Web 2.0 Expo: Jeff Bezos & Tim O'Reilly

by April 16, 2007

Tim O’Reilly's conversation with Jeff Bezos and conference welcome at Web 2.0 Expo explored the ideas behind Web 2.0 and Amazon's Web infrastrucutre services.

Tim O’Reilly

  • Web 2.0 is happening and we are just at the beginning. It’s equivalent to the introduction of VisiCalc during the PC era. There are a few killer apps and we are starting to see a lot of competition emerge.
  • Consolidation & failures will happen but the ideas behind Web 2.0 are bigger then any single company. It’s about figuring out how to leverage the global collective knowledge of all people.
  • The future is not like the past. Early practitioners are often shaped by the imagination of what came before. Example: horseless carriage for cars.
  • The Web is special because it can harness collective intelligence inline any other medium. It also provides new business advantages in the form of data collection.

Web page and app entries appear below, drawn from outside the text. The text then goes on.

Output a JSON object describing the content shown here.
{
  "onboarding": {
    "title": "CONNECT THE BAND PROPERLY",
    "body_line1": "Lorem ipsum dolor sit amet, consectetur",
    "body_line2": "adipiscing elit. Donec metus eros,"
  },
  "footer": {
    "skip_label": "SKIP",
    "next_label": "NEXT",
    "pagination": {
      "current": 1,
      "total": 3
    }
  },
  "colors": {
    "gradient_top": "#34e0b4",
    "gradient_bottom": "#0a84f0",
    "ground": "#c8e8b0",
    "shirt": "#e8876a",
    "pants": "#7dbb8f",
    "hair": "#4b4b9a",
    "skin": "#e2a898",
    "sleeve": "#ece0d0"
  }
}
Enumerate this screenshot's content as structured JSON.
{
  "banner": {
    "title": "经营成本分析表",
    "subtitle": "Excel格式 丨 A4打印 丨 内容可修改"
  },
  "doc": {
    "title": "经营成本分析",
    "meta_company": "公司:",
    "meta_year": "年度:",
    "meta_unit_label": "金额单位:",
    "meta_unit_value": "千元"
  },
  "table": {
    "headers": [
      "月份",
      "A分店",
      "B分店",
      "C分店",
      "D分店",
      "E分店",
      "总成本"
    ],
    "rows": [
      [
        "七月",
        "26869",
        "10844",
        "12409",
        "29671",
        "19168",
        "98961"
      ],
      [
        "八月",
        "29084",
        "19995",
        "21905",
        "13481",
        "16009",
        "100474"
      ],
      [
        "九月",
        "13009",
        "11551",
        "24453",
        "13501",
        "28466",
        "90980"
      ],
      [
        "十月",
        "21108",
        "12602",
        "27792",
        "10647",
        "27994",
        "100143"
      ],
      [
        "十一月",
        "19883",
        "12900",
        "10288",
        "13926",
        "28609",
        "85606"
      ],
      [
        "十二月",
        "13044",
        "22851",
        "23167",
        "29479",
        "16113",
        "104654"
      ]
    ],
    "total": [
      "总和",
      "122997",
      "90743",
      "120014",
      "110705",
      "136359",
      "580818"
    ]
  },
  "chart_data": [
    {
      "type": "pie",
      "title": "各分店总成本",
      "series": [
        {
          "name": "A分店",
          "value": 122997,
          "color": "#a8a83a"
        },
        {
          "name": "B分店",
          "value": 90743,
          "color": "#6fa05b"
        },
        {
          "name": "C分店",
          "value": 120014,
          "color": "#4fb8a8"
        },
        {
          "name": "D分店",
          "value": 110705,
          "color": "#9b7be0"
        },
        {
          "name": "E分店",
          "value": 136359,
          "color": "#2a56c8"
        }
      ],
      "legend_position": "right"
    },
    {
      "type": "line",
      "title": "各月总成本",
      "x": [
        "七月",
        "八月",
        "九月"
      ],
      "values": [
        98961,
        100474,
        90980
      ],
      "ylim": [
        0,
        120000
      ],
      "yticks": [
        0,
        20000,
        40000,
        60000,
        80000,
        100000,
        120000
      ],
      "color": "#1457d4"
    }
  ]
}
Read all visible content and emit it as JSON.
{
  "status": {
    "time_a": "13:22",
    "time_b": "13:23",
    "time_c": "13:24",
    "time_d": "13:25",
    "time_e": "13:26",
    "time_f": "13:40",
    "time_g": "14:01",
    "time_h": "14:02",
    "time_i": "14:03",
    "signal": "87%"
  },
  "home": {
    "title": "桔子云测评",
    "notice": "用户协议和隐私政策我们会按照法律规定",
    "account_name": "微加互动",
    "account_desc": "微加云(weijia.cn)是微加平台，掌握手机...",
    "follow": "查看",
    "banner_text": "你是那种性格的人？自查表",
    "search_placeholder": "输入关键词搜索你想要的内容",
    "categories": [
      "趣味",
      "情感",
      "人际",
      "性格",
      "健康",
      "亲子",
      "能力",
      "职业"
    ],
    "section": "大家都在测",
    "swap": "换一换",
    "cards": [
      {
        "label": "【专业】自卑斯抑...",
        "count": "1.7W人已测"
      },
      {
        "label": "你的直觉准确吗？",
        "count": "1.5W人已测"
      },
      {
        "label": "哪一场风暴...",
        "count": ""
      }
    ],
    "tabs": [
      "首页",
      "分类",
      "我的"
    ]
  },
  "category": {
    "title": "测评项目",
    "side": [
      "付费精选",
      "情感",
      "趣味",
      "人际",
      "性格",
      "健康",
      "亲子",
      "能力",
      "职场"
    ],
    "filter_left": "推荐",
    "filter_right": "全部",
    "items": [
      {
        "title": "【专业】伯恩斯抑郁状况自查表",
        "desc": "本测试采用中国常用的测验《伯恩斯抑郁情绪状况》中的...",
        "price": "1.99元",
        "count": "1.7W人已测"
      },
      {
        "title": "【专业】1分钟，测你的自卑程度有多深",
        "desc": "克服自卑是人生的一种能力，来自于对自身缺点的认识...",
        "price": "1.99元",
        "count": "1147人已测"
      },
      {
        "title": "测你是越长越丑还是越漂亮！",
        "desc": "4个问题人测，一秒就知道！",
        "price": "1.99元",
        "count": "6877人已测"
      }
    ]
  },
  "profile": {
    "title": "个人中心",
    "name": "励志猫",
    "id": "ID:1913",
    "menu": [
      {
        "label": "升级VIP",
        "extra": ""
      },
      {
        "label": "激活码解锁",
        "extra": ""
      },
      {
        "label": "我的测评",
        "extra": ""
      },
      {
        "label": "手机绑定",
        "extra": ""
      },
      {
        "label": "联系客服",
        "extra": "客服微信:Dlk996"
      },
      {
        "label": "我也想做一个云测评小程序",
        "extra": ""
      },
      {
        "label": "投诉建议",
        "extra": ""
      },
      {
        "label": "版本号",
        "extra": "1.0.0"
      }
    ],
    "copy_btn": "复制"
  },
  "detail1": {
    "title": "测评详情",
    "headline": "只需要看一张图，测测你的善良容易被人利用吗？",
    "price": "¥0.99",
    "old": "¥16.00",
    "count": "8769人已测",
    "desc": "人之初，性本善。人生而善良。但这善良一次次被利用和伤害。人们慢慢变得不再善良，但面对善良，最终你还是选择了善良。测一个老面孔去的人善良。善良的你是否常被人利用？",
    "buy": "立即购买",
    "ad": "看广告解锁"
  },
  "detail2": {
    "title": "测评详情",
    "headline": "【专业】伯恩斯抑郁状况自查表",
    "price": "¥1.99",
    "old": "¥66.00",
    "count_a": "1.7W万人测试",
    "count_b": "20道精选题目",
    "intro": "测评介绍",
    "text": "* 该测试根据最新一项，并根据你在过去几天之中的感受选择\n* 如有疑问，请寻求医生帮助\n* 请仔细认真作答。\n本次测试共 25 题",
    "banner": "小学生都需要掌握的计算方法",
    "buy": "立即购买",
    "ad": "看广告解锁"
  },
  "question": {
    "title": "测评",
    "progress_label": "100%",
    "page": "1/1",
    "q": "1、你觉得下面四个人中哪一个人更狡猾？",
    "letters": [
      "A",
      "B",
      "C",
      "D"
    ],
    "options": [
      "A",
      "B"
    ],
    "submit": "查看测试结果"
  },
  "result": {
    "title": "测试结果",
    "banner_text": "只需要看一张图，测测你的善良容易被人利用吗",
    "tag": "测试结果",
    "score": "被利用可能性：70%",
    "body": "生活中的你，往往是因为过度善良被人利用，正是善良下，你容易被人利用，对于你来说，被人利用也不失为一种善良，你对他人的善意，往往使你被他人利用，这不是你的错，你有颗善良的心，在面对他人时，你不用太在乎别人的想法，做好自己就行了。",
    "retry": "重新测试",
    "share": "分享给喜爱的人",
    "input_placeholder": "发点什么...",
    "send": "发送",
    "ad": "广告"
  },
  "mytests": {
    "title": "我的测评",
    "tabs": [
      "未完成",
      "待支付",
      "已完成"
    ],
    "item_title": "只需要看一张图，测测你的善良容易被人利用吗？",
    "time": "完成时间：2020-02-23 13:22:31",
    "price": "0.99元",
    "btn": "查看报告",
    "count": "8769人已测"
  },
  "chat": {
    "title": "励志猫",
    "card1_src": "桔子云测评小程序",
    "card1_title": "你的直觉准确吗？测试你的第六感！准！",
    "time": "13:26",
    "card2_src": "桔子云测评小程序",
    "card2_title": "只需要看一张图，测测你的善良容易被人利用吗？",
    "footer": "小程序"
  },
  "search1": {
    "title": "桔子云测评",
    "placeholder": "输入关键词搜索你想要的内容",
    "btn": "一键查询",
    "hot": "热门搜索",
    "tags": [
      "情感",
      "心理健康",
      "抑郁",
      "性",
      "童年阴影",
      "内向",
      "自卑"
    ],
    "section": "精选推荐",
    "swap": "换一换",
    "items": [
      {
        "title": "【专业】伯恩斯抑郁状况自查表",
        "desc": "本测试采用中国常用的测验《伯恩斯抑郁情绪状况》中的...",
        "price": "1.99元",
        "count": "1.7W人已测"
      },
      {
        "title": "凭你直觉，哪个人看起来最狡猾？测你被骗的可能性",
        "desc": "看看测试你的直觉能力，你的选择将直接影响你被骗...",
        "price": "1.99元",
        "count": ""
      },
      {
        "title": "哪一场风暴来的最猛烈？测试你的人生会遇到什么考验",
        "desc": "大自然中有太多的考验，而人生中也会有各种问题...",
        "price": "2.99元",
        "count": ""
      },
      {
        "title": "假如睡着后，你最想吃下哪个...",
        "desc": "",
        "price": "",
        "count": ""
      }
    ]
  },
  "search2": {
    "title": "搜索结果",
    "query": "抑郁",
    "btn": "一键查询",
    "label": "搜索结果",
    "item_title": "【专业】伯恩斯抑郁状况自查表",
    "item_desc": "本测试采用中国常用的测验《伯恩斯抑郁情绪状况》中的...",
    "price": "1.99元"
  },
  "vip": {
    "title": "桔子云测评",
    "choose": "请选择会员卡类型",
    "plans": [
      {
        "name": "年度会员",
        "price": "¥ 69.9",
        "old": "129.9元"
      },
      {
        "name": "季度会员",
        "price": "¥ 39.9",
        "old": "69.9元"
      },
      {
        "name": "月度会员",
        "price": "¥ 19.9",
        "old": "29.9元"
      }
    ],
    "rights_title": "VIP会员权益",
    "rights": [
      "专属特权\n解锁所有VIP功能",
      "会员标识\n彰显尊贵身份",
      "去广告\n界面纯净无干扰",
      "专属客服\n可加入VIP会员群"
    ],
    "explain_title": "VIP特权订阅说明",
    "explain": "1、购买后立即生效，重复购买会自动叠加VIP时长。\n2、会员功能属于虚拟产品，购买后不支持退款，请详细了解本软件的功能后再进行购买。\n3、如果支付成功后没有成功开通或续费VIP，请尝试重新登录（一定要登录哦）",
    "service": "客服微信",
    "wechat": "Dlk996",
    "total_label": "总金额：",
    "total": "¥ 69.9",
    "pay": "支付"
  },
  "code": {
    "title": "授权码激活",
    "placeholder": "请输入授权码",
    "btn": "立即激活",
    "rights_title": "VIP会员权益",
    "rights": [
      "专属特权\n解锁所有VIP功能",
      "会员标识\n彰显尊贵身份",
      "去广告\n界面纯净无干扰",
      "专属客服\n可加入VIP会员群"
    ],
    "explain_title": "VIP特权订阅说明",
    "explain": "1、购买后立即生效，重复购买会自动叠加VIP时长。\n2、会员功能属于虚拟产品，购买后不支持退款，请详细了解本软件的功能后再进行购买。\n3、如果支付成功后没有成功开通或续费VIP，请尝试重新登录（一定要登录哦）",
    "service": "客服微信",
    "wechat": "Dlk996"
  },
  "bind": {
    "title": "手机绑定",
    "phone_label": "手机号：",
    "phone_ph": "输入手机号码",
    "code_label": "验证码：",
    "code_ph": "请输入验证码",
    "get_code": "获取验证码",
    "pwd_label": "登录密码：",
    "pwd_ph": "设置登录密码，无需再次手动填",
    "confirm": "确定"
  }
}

Jeff Bezos

  • When you start a new business, you want to go as fast as possible from idea to successful product.
  • Between the idea and what you want is a lot of heavy lifting: server hosting managing bandwidth, moving facilities, contract negotiation, etc.
  • Often you have to loop through that cycle. Those who cycle the loop the fastest are the winners. It’s a high price of admission.
  • For this need, Amazon introduced their infrastructure Web services: SQS, Mechanical Turk, S3, and EC2. They are built to manage the heavy lifting.
  • S3: Storage in the cloud. Accessed through Web service APIs, variable pricing, eliminate fixed costs and fixed burdens. 5 billion objects within the system today. Peak day: 920,847,345 requests; Peak second: 16,607 requests
  • Services orientated architecture: Web-scale architecture needs loosely coupled pieces. If parts get slow, the whole application does not grind to a halt.
  • The key to a loosely coupled architecture is a queue service.
  • Consumer (the services that carry out operations) queue can clone itself. It builds new hardware to increase throughput when the producer (teeing up work) queue gets long. Elastic computing: can increase or decrease based on needs.
  • Amazon: can we package things that we are good at the right way? Leverage the infrastructure powering Amazon and make it a service.
  • Capacity constrained is not good way to run a business. Its better to be demand constrained.
  • Base strategy on what will not change over the next 5-10 years.
  • Physical movement of goods will not change in next ten years. Amazon has fulfillment infrastructure service: pay by the cubic foot. Can control storage & shipping via Web service APIs (virtual warehouse).